> Records supplied
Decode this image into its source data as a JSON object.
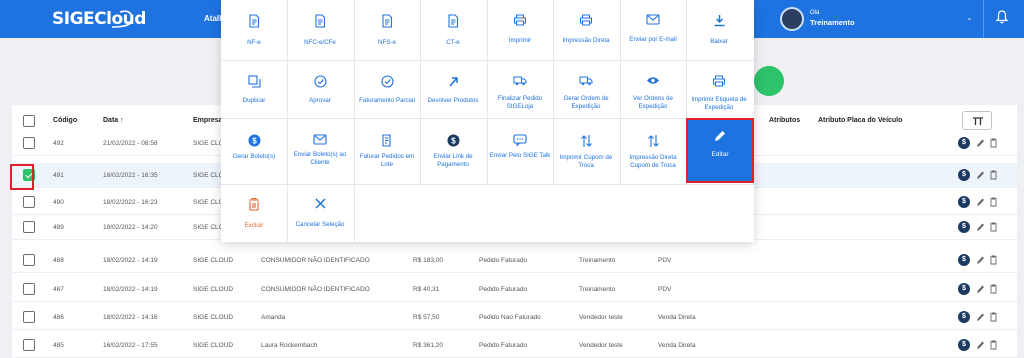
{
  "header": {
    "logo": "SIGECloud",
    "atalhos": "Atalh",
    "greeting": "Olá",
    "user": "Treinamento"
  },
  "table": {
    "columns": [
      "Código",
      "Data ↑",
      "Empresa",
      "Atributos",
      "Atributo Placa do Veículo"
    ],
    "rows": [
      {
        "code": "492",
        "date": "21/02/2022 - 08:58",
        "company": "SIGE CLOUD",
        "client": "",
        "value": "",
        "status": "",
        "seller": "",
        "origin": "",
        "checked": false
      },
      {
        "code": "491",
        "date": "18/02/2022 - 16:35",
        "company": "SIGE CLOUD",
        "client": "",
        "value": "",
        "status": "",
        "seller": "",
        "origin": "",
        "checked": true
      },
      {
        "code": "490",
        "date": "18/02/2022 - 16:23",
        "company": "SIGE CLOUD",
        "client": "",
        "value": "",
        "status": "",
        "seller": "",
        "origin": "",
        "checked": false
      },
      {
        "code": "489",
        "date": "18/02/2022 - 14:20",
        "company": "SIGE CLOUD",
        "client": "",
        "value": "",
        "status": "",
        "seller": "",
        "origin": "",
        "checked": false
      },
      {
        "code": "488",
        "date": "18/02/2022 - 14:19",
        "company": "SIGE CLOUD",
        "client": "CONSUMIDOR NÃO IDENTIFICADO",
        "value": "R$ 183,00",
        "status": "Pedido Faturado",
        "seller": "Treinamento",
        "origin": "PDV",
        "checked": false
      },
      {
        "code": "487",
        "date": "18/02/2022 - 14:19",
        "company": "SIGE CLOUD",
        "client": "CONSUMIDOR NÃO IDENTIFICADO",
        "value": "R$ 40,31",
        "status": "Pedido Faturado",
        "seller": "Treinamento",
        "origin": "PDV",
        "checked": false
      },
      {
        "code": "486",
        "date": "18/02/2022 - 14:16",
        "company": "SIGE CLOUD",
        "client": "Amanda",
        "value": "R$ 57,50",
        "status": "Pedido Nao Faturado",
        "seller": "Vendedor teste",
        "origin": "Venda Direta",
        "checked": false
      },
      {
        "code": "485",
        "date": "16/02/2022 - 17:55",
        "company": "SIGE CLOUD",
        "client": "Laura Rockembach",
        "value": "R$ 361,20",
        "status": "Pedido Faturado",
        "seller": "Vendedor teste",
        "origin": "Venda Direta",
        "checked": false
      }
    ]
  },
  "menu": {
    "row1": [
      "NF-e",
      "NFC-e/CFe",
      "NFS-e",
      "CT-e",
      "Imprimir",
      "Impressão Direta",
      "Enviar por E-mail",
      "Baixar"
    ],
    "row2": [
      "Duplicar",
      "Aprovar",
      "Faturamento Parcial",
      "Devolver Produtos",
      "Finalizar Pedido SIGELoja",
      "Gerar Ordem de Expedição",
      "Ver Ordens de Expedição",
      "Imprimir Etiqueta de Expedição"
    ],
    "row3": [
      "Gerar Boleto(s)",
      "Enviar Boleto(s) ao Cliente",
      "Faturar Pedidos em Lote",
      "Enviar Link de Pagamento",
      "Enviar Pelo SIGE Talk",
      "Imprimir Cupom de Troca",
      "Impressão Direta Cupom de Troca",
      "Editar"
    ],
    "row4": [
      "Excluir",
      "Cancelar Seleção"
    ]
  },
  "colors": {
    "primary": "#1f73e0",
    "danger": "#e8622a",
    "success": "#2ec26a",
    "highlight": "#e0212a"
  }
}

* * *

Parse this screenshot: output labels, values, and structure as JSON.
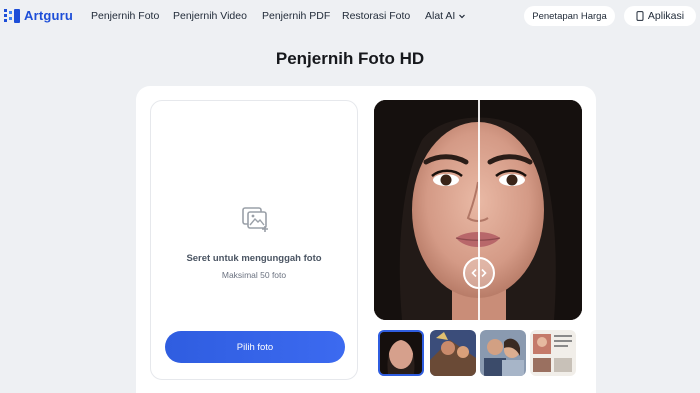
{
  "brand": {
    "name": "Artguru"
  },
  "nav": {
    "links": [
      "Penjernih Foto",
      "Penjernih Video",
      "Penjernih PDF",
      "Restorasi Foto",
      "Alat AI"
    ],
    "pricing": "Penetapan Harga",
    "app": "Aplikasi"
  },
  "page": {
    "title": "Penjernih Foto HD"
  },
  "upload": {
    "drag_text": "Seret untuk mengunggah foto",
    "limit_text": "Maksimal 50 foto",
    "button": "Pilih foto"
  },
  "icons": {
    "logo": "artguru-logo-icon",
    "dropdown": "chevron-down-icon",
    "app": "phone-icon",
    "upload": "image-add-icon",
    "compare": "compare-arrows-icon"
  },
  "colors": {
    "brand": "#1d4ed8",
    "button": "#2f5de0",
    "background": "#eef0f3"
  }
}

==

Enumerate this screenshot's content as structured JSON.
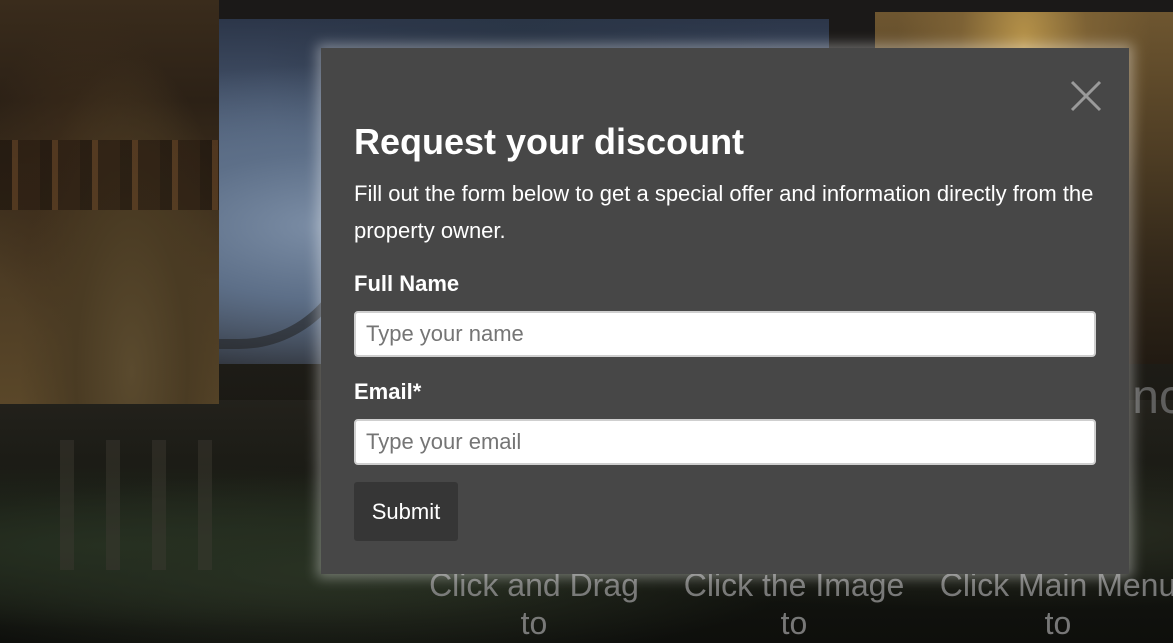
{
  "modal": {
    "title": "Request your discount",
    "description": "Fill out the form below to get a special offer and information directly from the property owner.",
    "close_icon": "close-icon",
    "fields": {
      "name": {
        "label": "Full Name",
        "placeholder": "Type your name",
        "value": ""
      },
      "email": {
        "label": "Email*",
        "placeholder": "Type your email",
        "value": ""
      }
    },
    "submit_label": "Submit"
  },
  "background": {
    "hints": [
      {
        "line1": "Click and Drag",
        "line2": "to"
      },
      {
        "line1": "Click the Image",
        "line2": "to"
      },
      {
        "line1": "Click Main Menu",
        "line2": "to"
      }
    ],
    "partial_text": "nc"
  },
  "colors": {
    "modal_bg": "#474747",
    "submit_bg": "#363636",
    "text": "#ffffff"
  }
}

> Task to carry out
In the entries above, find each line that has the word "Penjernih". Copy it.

> Problem solution
      "Penjernih Foto",
      "Penjernih Video",
      "Penjernih PDF",
    "title": "Penjernih Foto HD"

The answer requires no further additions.